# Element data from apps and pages
════════════════
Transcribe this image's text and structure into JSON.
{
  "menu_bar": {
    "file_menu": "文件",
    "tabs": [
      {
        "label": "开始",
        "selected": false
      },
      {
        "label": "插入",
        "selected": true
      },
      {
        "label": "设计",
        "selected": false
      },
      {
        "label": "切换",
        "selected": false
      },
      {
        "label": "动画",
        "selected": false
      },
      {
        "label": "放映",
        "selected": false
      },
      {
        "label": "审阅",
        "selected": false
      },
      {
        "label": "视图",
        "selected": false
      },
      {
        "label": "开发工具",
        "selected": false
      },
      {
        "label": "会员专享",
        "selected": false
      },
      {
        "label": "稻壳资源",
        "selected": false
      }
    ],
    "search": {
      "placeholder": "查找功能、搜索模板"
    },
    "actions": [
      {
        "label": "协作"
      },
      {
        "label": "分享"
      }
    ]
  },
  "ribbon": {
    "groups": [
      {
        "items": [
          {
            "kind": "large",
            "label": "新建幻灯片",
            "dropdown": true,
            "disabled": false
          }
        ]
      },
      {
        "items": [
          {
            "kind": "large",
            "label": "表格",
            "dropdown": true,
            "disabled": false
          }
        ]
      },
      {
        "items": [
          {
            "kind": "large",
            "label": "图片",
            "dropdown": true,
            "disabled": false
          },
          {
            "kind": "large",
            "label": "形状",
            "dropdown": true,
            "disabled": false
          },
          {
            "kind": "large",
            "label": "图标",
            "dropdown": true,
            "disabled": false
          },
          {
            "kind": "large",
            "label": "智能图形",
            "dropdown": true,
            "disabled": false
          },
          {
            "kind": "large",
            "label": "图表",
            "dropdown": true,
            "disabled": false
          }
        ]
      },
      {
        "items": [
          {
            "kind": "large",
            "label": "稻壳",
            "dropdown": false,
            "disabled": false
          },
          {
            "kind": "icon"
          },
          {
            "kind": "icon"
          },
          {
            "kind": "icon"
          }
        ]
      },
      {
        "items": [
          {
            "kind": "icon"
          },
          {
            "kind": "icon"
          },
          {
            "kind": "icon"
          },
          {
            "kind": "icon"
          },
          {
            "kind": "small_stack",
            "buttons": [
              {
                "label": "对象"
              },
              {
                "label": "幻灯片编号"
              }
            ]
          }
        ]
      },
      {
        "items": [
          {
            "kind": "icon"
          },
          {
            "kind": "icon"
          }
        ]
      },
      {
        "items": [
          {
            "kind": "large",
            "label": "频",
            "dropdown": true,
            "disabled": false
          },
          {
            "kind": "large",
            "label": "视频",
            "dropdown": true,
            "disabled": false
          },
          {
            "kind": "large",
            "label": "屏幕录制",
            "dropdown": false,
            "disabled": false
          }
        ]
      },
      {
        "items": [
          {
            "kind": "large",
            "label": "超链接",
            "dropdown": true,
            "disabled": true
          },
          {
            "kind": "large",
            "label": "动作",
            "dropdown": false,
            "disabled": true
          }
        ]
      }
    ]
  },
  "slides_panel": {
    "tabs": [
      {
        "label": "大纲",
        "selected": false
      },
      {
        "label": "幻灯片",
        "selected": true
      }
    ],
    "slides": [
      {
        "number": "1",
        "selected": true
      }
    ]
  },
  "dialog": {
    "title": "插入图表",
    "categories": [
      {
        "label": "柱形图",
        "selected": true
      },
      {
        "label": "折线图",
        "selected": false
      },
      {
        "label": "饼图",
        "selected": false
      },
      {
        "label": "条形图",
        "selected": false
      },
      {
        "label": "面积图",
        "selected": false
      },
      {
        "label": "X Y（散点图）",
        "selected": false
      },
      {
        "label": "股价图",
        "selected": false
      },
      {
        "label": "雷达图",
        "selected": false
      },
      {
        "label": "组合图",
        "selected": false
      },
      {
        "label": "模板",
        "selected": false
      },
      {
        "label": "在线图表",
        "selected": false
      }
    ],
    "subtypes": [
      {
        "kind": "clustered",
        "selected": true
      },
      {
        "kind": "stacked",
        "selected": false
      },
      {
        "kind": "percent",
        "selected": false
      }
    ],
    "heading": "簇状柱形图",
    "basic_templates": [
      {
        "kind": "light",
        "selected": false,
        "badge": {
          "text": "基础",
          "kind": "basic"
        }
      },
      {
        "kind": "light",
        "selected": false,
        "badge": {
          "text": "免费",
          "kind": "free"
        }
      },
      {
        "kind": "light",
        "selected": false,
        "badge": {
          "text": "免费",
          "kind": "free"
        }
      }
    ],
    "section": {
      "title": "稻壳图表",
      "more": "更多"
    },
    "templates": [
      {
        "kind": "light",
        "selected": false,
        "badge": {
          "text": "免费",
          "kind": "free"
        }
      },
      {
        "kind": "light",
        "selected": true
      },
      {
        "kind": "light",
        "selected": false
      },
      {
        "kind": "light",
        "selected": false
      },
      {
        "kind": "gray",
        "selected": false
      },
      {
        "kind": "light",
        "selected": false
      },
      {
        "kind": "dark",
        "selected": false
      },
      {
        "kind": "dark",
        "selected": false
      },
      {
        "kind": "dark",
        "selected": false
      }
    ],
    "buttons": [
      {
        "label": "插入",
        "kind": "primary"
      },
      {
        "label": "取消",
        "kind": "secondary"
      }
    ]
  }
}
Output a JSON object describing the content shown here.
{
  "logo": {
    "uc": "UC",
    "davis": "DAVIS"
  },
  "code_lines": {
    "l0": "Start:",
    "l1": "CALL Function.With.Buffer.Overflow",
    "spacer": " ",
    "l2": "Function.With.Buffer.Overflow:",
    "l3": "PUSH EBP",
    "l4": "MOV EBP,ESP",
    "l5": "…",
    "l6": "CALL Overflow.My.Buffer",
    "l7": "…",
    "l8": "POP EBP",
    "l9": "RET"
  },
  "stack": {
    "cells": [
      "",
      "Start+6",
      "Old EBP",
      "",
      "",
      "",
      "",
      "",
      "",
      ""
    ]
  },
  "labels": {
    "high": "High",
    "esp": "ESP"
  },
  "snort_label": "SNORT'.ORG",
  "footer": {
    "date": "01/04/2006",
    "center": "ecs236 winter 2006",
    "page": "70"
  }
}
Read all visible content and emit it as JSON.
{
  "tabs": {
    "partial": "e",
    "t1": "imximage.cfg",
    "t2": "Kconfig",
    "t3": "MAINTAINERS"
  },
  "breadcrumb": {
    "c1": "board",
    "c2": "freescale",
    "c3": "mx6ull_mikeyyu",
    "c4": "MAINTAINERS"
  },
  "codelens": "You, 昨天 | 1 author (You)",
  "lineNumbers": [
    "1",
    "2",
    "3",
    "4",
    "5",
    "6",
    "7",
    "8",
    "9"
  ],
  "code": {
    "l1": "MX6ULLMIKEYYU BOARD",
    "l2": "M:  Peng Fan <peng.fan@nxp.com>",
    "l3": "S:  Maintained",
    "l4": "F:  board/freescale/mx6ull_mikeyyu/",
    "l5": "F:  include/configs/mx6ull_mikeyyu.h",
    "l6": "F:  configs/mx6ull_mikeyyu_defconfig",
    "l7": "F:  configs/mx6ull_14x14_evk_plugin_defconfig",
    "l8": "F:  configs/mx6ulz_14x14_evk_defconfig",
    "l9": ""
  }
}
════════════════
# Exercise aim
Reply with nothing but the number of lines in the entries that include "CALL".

# Exercise output
2